Gera, a young pregnant woman living in the hills of Carrefour-Feuilles in Port-au-Prince, Haiti, is much relieved that the rehabilitation of the alleyway leading to her house has been completed.
Before that, “it was impractical moving around in the neighbourhood and going to the hospital, especially for pregnant women,” she says.
- Eighty percent of the 10 million cubic metres of rubble from the earthquake have been cleared from the streets.
- The programme has helped more than 20,000 people find temporary jobs, nearly 40 percent of them women.
- More than 11,000 displaced families returned to their neighbourhoods of origin, leaving behind tents to start a new life.
The rehabilitation of sidewalks in Carrefour-Feuilles is part of a UNDP-supported pilot project that is repurposing debris from the 2010 earthquake for the construction of disaster-resistant houses, roads and riverbank protection structures.
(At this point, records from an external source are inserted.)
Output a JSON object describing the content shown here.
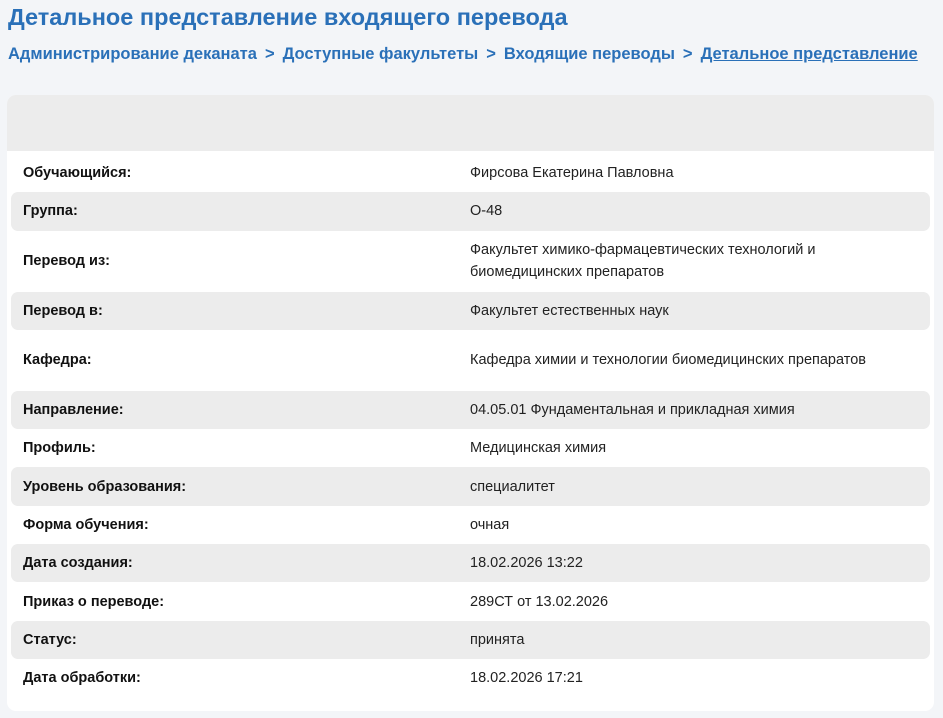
{
  "page": {
    "title": "Детальное представление входящего перевода"
  },
  "breadcrumb": {
    "separator": ">",
    "items": [
      {
        "label": "Администрирование деканата"
      },
      {
        "label": "Доступные факультеты"
      },
      {
        "label": "Входящие переводы"
      },
      {
        "label": "Детальное представление"
      }
    ]
  },
  "details": [
    {
      "label": "Обучающийся:",
      "value": "Фирсова Екатерина Павловна"
    },
    {
      "label": "Группа:",
      "value": "О-48"
    },
    {
      "label": "Перевод из:",
      "value": "Факультет химико-фармацевтических технологий и биомедицинских препаратов"
    },
    {
      "label": "Перевод в:",
      "value": "Факультет естественных наук"
    },
    {
      "label": "Кафедра:",
      "value": "Кафедра химии и технологии биомедицинских препаратов"
    },
    {
      "label": "Направление:",
      "value": "04.05.01 Фундаментальная и прикладная химия"
    },
    {
      "label": "Профиль:",
      "value": "Медицинская химия"
    },
    {
      "label": "Уровень образования:",
      "value": "специалитет"
    },
    {
      "label": "Форма обучения:",
      "value": "очная"
    },
    {
      "label": "Дата создания:",
      "value": "18.02.2026 13:22"
    },
    {
      "label": "Приказ о переводе:",
      "value": "289СТ от 13.02.2026"
    },
    {
      "label": "Статус:",
      "value": "принята"
    },
    {
      "label": "Дата обработки:",
      "value": "18.02.2026 17:21"
    }
  ],
  "colors": {
    "accent": "#2a70b8",
    "row_alt": "#ececec",
    "background": "#f3f5f8"
  }
}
More than 20 percent of the debris is recycled to make tiles, stairs and paving stones. So far, 80 percent of the 10 million cubic metres of rubble from the earthquake have been cleared from the streets through Haitian initiatives with the support of the international community. The joint UN debris management project has contributed to the removal of one million cubic metres. This programme has helped more than 20,000 people find temporary jobs, nearly 40 percent of them women.
To enable families repair and rebuild their homes themselves, UNDP has established community support centres in four neighbourhoods of the Haitian capital and in the city of Léogâne. Thirty thousand people benefitted from the initiative and over 1,000 families received US$500 dollar-grants to buy certified quality construction materials to repair their homes.
These grants were made through the project’s innovative money transfer scheme via mobile phones, the first ever implemented in support of housing repair efforts. Nearly 7,000 people have been directly trained on practical issues related to safe repair and construction of houses and on urban planning and land tenure law in Haiti.
Through the Government’s “16/6” project, supported by UNDP and other partners, internally displaced persons camps were closed and more than 11,000 families returned to their neighbourhoods of origin, leaving behind tents to start a new life. The initiative focuses on the safe return of displaced families while boosting economic opportunities in affected neighbourhoods, by creating income-generating activities, improving basic services and supporting small- and medium-sized enterprises.
“The rehabilitation of this alleyway has greatly improved our way of life,” says Gera in Carrefour-Feuilles. “When it rains, students can now go to school without dirtying their shoes, and children can also play football.”